Exercise input:
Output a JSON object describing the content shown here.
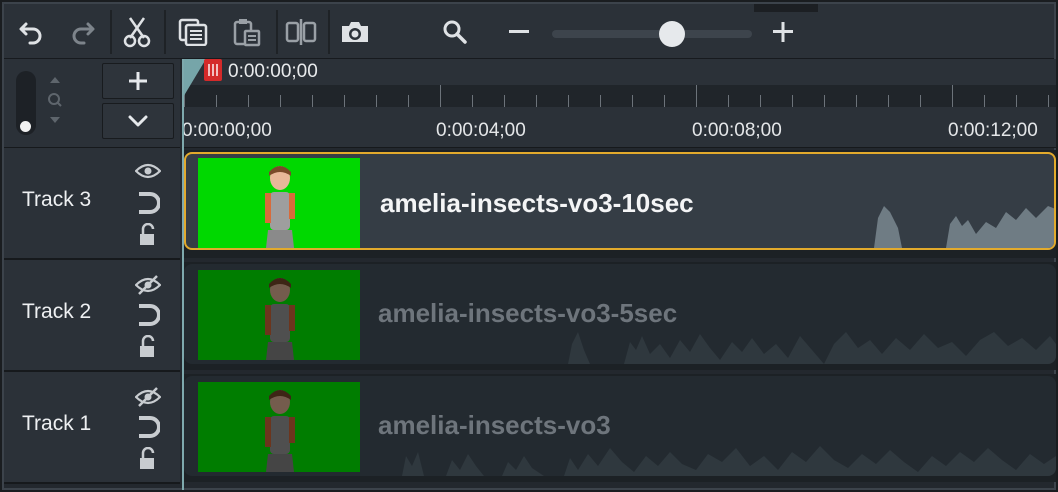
{
  "ruler": {
    "playhead_time": "0:00:00;00",
    "labels": [
      "0:00:00;00",
      "0:00:04;00",
      "0:00:08;00",
      "0:00:12;00"
    ]
  },
  "toolbar": {
    "icons": [
      "undo-icon",
      "redo-icon",
      "cut-icon",
      "copy-icon",
      "paste-icon",
      "split-icon",
      "snapshot-icon",
      "zoom-search-icon",
      "zoom-out-icon",
      "zoom-in-icon"
    ],
    "zoom_level": 0.54
  },
  "tracks": [
    {
      "name": "Track 3",
      "clip": "amelia-insects-vo3-10sec",
      "visible": true,
      "selected": true
    },
    {
      "name": "Track 2",
      "clip": "amelia-insects-vo3-5sec",
      "visible": false,
      "selected": false
    },
    {
      "name": "Track 1",
      "clip": "amelia-insects-vo3",
      "visible": false,
      "selected": false
    }
  ],
  "colors": {
    "accent_selected": "#e2aa2c",
    "green_active": "#00d800",
    "green_dim": "#007d00",
    "playhead": "#d42a2a"
  }
}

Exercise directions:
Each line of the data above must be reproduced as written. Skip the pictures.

Task answer:
Output a JSON object describing the content shown here.
{
  "ruler": {
    "playhead_time": "0:00:00;00",
    "labels": [
      "0:00:00;00",
      "0:00:04;00",
      "0:00:08;00",
      "0:00:12;00"
    ]
  },
  "toolbar": {
    "icons": [
      "undo-icon",
      "redo-icon",
      "cut-icon",
      "copy-icon",
      "paste-icon",
      "split-icon",
      "snapshot-icon",
      "zoom-search-icon",
      "zoom-out-icon",
      "zoom-in-icon"
    ],
    "zoom_level": 0.54
  },
  "tracks": [
    {
      "name": "Track 3",
      "clip": "amelia-insects-vo3-10sec",
      "visible": true,
      "selected": true
    },
    {
      "name": "Track 2",
      "clip": "amelia-insects-vo3-5sec",
      "visible": false,
      "selected": false
    },
    {
      "name": "Track 1",
      "clip": "amelia-insects-vo3",
      "visible": false,
      "selected": false
    }
  ],
  "colors": {
    "accent_selected": "#e2aa2c",
    "green_active": "#00d800",
    "green_dim": "#007d00",
    "playhead": "#d42a2a"
  }
}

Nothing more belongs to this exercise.